Monday, June 08, 2009

Mirror, Mirror

(this blog was originally a column in FUTURES magazine, @ 1999. FYI)

If a tree falls in the great forest, and no one’s there, does it make a sound? If a writer creates a character, and it’s drawn solely from his or her own mind, isn’t the character really the writer? If the basic task of literature is to explore the human heart and mind, whose heart and mind are we really exploring?

I don't know what the answer is to the first ‘if’ posited. But the second and third ‘ifs’ are things that have wandered around in my brain from time to time. You see, as an investigator, I spend a lot of my working moments wondering about people. Why do they do the things they do? What motivates them? What makes them follow their dreams or succumb to their fears?

It’s almost a requisite in investigative work to have the ability to get inside your subject’s head. Think his thoughts, walk in his shoes. I know of no other way to approach a locate on missing person than to understand what forced him to run in the first place.

When I read fiction -- or try to write fiction -- I see the same processes at work. A big part of characterization is making sure the character acts, well, in character. A bizarre action must be proceeded by a sufficiently bizarre catalyst in the plot.

But this bizarre action (or not so bizarre action) really isn’t the character’s. It’s the writer’s. It’s yours. And mine.

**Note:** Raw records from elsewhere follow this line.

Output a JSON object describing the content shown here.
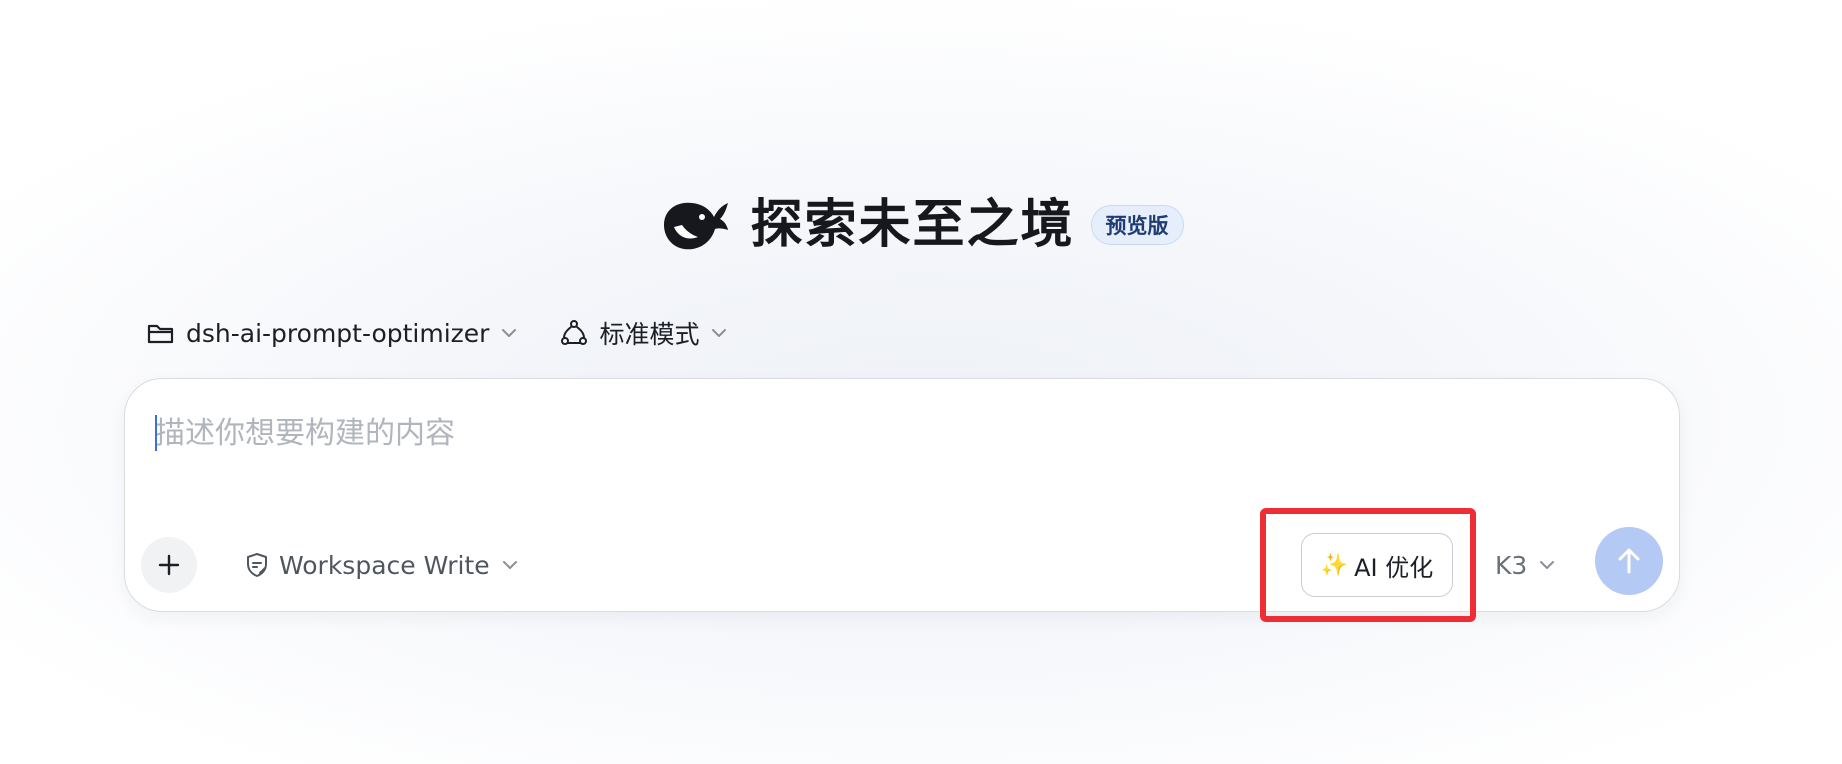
{
  "hero": {
    "logo_icon": "whale-logo-icon",
    "title": "探索未至之境",
    "badge": "预览版"
  },
  "selectors": {
    "project": {
      "icon": "folder-icon",
      "label": "dsh-ai-prompt-optimizer"
    },
    "mode": {
      "icon": "mode-nodes-icon",
      "label": "标准模式"
    }
  },
  "composer": {
    "placeholder": "描述你想要构建的内容",
    "value": "",
    "add_icon": "plus-icon",
    "permission": {
      "icon": "shield-edit-icon",
      "label": "Workspace Write"
    },
    "ai_optimize": {
      "icon": "sparkles-icon",
      "spark": "✨",
      "label": "AI 优化"
    },
    "model": {
      "label": "K3"
    },
    "send_icon": "arrow-up-icon"
  },
  "colors": {
    "accent": "#3a6fe3",
    "send_button": "#b5c9f5",
    "badge_bg": "#e6eefb",
    "badge_text": "#1f3b73",
    "highlight": "#ee2e34"
  }
}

Everything you read, and everything you write, is a very personal internal journey. It’s an exposition of exposing deep desires and fears. It’s preferences, opinions, possibilities. It’s total vulnerability, couched in fiction, offered for entertainment.

Sue Grafton recently stated in an interview that her well-known character, Kinsey Milhone, is her younger (and thinner) other-self. And more than one mystery novelist has posed on the back cover with the ubiquitous fedora skewed over one eye. I’ll willingly admit, as science fiction romance is my genre and poison of choice, that one of my most treasured possessions is a video tape of me in full Star Fleet captain’s uniform on the bridge of the Enterprise. No, I wasn’t an extra on the set of the shows or the movies. Universal Studios in Orlando, for a fee, offers theme park patrons a chance to ‘star’ in their own five minute “Star Trek” scene. For me, a personal Nirvana.

I think our desire to find these personal nirvanas blossoms most frequently in the arts: literature, music, visual arts. The instrument, the book cover, the ornate frame provides us just enough distance to be able to comfortably bare our souls. It permits us to be able to fall back on the excuse of, “I was only pretending”. It’s just a poem. A story. A painting.

The human heart and mind, the “human condition”, to me, is not that personal. The human condition is an aggregate. A pollster’s result. The view from afar.

When I as an investigator work a missing person case, or a deep background, the far view does me very little good. We are not motivated by our similarities but by our eccentricities. Our secret desire to be a starship captain, an invincible heroine, an ageless wonder with thinner thighs. A tried and true saying in investigative work is that there are only two elements to any crime: motive and opportunity.

Notice that motive comes first.

And motives are very, very personal.

Cases are solved not through generalities but through attention to specifics.

And literature, in my humble opinion, pool side here at the Center for the Slightly Skewed, is compelling not for its broad strokes but for its fine lines and shadings. Its infinite and sharp definition of detail. It’s a one on one, hand in hand, personal encounter. Just you and me in the midst of the great forest, sitting on that tree that fell when no one was around to hear it.

Baring our unique and very individual souls.

Linnea Sinclair
// Interstellar Adventure Infused with Romance//
Available Now from Bantam: Hope's Folly

1 comment:

  1. The answer to the second is 'no.' Just like genes mix together to create a unique individual baby when her parents make love, the character is unique. I see little bits of me in each of my characters, and my babies, but each one takes on a life of her own and becomes something unique.

    Nannies, and mommies, are a like private investigators, only the subjects we study are much sweeter.
    What motivates a brand new baby? If a parent firmly believes babies are blank slates who only eat, poop, and cry, they're in for a world of hurt! But, the parent who accepts the newborn as a unique human being capable and driven to learn and grow, she'll be starting a path to understanding and, therefore, a much more pleasant parenting experience.